#### WHAT THE TASK REQUIRES:
Report every line of the entries that contains the word "документа".

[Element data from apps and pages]
((
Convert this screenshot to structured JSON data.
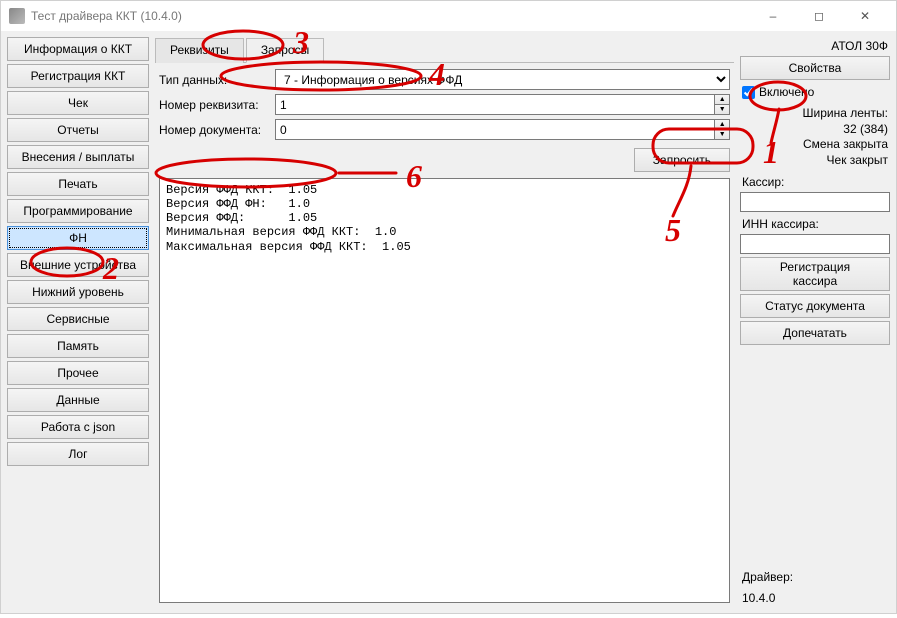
{
  "window": {
    "title": "Тест драйвера ККТ (10.4.0)"
  },
  "nav": {
    "items": [
      "Информация о ККТ",
      "Регистрация ККТ",
      "Чек",
      "Отчеты",
      "Внесения / выплаты",
      "Печать",
      "Программирование",
      "ФН",
      "Внешние устройства",
      "Нижний уровень",
      "Сервисные",
      "Память",
      "Прочее",
      "Данные",
      "Работа с json",
      "Лог"
    ],
    "active_index": 7
  },
  "tabs": {
    "items": [
      "Реквизиты",
      "Запросы"
    ],
    "active_index": 1
  },
  "form": {
    "type_label": "Тип данных:",
    "type_value": "7 - Информация о версиях ФФД",
    "req_label": "Номер реквизита:",
    "req_value": "1",
    "doc_label": "Номер документа:",
    "doc_value": "0",
    "request_btn": "Запросить"
  },
  "log_text": "Версия ФФД ККТ:  1.05\nВерсия ФФД ФН:   1.0\nВерсия ФФД:      1.05\nМинимальная версия ФФД ККТ:  1.0\nМаксимальная версия ФФД ККТ:  1.05",
  "right": {
    "device": "АТОЛ 30Ф",
    "props_btn": "Свойства",
    "enabled_label": "Включено",
    "enabled_checked": true,
    "tape_label": "Ширина ленты:",
    "tape_value": "32 (384)",
    "shift_label": "Смена закрыта",
    "cheque_label": "Чек закрыт",
    "cashier_label": "Кассир:",
    "cashier_value": "",
    "inn_label": "ИНН кассира:",
    "inn_value": "",
    "reg_btn": "Регистрация кассира",
    "status_btn": "Статус документа",
    "print_btn": "Допечатать",
    "driver_label": "Драйвер:",
    "driver_value": "10.4.0"
  },
  "annotations": [
    "1",
    "2",
    "3",
    "4",
    "5",
    "6"
  ]
}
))
#### TASK RESPONSE:
    "doc_label": "Номер документа:",
    "status_btn": "Статус документа",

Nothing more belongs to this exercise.